:: PROBLEM STATEMENT ::
Search the records below for the string "未按期学完" and copy each line where it turns up.

:: TASK INPUTS ::
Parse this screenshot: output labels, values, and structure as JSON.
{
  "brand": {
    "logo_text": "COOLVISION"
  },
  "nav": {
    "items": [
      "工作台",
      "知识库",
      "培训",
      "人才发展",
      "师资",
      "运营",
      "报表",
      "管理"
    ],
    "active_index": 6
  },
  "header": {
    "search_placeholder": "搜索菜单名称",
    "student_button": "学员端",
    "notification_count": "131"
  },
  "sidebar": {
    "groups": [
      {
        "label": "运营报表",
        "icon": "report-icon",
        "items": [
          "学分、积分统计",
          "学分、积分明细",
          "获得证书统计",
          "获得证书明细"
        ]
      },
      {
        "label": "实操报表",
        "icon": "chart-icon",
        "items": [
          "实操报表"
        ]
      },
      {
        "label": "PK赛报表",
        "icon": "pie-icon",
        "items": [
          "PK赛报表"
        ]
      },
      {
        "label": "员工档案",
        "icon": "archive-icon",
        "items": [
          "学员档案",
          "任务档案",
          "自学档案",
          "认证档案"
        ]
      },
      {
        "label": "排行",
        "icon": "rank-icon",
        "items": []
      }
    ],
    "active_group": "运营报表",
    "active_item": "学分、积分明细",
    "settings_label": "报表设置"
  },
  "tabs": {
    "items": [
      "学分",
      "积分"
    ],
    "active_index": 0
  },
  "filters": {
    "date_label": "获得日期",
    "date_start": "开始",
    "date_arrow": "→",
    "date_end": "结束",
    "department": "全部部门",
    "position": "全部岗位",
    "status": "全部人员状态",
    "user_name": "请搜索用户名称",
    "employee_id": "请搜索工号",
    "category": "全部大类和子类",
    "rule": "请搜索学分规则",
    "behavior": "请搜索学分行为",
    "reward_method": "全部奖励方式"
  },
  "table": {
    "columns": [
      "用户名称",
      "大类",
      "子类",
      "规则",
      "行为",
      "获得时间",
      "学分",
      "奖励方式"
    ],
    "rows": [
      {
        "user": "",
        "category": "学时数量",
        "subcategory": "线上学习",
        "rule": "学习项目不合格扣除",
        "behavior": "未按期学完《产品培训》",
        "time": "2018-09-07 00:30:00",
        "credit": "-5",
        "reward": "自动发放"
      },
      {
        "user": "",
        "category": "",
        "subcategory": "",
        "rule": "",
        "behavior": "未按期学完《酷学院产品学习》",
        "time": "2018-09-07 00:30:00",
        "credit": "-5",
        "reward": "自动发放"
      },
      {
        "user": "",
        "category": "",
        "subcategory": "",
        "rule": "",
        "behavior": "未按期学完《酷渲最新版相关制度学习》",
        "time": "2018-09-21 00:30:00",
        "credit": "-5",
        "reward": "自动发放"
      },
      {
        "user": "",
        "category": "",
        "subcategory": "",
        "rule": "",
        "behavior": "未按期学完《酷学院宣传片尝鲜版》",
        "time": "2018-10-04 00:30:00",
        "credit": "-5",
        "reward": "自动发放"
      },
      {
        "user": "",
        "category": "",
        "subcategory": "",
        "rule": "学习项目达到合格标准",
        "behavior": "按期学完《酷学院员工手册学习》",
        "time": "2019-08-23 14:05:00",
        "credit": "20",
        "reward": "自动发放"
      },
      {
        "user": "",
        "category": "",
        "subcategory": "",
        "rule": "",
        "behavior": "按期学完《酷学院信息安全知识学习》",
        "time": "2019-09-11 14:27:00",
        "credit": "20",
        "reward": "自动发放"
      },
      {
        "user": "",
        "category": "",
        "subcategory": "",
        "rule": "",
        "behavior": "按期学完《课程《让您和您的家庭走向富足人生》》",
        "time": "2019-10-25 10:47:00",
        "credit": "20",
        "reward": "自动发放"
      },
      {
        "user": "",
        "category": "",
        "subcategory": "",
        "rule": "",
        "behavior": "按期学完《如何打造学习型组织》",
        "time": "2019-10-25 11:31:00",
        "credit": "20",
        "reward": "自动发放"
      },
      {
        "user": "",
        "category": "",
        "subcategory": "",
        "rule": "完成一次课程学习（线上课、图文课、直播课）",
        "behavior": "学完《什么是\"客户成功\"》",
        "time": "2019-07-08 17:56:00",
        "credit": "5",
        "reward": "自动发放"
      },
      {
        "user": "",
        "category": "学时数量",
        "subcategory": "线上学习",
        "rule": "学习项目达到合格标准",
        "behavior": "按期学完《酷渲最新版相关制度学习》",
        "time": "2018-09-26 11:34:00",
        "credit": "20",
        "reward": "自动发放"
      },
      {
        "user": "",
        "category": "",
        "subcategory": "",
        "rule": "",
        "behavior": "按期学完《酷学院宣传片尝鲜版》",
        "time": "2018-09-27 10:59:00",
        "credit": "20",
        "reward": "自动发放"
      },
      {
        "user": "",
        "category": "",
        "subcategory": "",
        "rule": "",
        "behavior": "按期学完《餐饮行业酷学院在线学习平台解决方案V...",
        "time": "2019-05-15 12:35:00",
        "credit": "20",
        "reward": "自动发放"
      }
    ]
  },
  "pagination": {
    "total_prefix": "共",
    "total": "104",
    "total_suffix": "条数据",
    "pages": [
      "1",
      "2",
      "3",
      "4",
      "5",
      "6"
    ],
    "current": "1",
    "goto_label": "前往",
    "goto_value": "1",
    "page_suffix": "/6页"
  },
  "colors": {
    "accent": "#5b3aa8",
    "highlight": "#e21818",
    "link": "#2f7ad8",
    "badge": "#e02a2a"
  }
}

:: REPLY ::
        "behavior": "未按期学完《产品培训》",
        "behavior": "未按期学完《酷学院产品学习》",
        "behavior": "未按期学完《酷渲最新版相关制度学习》",
        "behavior": "未按期学完《酷学院宣传片尝鲜版》",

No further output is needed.